All first-time passport applicants aged 18 and over who are resident in Ireland have to obtain a public services card and present a photocopy of it when applying for their passport.
This requirement also applies to adult applicants whose last passport was issued prior to January 1st, 2005, and has since been reported as lost, stolen or damaged; or those whose last passport expired more than five years ago.
However, in a highly critical report on its investigation into the card, the Data Protection Commission found there was no legal reason to make individuals obtain the card in order to access State services other than social welfare payments and benefits.
The State has been told it must delete data held on 3.2 million citizens, which was gathered as part of the roll-out of the card, as there is no lawful basis for retaining it.
“The Passport Service is aware of the statement from the Data Protection Commission on matters pertaining to the Public Services Cards.
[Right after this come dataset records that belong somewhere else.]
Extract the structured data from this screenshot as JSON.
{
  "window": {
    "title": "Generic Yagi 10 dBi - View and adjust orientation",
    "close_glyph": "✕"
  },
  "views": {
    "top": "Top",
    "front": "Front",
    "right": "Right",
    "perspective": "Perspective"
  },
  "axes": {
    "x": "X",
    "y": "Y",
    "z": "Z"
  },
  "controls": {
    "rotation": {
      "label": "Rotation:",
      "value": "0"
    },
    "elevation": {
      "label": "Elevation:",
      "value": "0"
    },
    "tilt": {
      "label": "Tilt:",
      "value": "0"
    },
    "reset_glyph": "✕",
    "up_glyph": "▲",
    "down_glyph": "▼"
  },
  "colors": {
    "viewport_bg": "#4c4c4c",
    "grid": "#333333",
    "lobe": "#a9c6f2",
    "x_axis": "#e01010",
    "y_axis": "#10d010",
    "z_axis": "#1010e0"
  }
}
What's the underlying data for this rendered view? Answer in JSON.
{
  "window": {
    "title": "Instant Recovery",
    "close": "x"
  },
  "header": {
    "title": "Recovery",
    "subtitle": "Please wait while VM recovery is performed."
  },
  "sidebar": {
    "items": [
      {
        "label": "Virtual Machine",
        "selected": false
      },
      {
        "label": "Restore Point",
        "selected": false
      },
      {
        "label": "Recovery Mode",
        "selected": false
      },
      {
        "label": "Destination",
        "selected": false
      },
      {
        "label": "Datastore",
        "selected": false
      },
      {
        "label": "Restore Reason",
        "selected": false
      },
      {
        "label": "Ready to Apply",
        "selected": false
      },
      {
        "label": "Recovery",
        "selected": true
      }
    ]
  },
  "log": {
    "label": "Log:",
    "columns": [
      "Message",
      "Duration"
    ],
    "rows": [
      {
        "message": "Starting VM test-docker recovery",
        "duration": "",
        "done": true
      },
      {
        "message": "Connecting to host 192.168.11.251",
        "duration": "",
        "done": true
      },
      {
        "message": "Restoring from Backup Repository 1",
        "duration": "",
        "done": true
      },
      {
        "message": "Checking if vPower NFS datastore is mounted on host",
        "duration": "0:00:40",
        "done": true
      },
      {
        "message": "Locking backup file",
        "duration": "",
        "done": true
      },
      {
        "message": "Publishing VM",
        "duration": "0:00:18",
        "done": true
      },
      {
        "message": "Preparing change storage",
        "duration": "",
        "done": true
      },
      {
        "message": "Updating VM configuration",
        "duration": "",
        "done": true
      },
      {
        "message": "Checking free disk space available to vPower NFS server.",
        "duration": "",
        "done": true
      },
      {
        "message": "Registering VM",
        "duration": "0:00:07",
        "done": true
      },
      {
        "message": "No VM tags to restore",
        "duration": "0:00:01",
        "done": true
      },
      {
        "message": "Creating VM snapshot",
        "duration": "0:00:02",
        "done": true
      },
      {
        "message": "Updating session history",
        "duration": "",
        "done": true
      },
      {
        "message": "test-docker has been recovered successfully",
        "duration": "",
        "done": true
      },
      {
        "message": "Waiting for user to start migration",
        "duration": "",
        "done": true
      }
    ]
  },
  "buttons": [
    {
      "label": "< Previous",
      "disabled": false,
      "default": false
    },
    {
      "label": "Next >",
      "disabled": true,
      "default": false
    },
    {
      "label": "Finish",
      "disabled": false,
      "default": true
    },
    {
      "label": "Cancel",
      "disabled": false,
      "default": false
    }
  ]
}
We are currently reviewing our documentary requirements for first time applicants,” a spokeswoman for the Department of Foreign Affairs said.
The Data Protection Commission said on Friday the Department of Employment Affairs and Social Protection will be required to ensure that other public bodies “cannot insist that a person who does not already hold a public services card must obtain one as a pre-condition of accessing public services provided by that body”.
This must be done within a period of 21 days, it said in a statement.
The Data Protection Commission said it had identified a number of measures that the Department of Employment Affairs and Social Protection and other public bodies which utilise or rely on the card will now be required to take to bring the scheme “into compliance with data protection legislation”.
“However, recognising the structural nature of the changes that will be needed, the Department will be afforded a period of six weeks to submit an implementation plan to the DPC identifying the changes it will make to the PSC scheme and the time period within which those changes will be made,” it said.
The Data Protection Commission said “under applicable laws”, it is not open to publish its report without the prior agreement of the department.
“The DPC has written to the Department asking it to confirm, within a period of seven days, that it will either publish the report on its own website or, alternatively, that it will agree to the publication of the report on the commission’s website. The department’s response is awaited,” it said.